Component data from apps and pages
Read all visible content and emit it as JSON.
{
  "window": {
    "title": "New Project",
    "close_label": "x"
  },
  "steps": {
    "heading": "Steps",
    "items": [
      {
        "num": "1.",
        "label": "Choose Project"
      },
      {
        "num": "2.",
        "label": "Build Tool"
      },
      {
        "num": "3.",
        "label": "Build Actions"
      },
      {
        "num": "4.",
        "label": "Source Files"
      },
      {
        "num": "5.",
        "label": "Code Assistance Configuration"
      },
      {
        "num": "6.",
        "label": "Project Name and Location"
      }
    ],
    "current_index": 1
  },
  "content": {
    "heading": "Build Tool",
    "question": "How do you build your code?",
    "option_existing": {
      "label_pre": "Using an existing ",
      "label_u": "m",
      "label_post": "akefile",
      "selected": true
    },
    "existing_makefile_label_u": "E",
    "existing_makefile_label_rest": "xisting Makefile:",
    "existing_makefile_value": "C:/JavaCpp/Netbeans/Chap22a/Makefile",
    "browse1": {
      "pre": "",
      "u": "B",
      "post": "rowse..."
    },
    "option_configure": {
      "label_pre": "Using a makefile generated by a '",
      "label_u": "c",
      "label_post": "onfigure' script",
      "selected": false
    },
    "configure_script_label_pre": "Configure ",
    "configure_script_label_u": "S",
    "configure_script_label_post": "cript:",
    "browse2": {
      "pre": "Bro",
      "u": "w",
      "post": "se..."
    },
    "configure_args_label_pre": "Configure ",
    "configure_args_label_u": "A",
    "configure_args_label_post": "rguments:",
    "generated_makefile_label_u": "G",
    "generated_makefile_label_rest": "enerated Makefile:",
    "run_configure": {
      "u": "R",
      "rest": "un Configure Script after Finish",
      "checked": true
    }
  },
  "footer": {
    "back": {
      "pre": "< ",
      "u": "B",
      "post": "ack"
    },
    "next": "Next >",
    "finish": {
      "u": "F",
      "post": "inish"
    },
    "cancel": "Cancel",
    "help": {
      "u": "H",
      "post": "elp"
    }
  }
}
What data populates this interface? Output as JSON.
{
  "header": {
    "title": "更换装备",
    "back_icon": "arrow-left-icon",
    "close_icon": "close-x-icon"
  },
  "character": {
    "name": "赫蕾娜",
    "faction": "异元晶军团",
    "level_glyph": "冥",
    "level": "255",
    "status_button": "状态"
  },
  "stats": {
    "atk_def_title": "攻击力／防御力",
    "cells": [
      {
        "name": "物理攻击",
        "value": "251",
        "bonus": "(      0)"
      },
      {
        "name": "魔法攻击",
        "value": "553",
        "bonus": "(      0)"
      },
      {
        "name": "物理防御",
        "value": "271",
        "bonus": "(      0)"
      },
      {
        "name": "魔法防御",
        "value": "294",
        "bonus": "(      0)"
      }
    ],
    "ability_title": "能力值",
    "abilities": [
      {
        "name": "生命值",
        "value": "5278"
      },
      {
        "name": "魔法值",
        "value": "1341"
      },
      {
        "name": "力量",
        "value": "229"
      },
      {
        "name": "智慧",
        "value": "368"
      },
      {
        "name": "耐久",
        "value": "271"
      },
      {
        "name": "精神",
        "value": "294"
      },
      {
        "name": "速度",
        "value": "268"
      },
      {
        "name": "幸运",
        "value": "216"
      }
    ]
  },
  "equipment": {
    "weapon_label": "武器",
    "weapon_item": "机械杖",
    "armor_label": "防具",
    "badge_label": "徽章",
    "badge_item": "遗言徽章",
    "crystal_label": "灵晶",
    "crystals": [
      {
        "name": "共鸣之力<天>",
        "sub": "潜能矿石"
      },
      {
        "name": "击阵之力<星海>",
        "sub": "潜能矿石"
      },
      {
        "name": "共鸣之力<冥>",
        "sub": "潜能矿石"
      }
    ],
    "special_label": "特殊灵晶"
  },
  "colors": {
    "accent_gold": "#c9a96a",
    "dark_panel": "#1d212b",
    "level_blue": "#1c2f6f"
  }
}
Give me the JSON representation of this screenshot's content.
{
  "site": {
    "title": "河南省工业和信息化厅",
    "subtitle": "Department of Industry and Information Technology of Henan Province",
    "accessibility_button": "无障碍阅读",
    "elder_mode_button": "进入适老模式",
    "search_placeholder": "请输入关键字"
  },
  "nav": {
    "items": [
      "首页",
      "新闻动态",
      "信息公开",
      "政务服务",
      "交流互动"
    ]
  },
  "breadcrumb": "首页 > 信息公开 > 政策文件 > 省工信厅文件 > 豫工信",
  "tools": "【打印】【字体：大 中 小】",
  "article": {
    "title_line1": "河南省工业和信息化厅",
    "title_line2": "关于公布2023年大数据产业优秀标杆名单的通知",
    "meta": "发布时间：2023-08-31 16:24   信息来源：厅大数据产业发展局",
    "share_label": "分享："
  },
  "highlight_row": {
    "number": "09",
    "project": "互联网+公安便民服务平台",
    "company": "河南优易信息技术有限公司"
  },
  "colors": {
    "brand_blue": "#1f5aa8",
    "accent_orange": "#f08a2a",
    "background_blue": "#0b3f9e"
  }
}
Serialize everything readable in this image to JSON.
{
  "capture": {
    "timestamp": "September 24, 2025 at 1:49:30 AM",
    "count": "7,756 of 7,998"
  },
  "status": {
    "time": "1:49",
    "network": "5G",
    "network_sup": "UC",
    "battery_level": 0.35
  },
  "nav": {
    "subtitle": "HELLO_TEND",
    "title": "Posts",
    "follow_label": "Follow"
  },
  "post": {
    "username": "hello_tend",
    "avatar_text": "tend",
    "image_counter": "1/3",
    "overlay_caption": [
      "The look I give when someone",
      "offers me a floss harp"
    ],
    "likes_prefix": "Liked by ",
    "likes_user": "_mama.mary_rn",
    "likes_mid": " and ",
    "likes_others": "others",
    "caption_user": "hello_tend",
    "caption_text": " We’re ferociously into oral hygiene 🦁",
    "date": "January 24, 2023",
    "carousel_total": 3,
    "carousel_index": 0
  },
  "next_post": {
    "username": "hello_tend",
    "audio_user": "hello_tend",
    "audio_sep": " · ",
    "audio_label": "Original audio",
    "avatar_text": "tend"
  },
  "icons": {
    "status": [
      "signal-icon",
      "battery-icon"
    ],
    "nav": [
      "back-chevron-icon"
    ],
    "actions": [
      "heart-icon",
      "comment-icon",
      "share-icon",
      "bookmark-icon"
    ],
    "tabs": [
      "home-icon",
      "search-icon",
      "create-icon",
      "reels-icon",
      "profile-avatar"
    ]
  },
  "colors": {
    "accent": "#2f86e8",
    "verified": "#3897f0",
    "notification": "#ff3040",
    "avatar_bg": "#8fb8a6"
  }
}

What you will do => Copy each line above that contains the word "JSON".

Finished exercise =>
Read all visible content and emit it as JSON.
What data populates this interface? Output as JSON.
Give me the JSON representation of this screenshot's content.
Serialize everything readable in this image to JSON.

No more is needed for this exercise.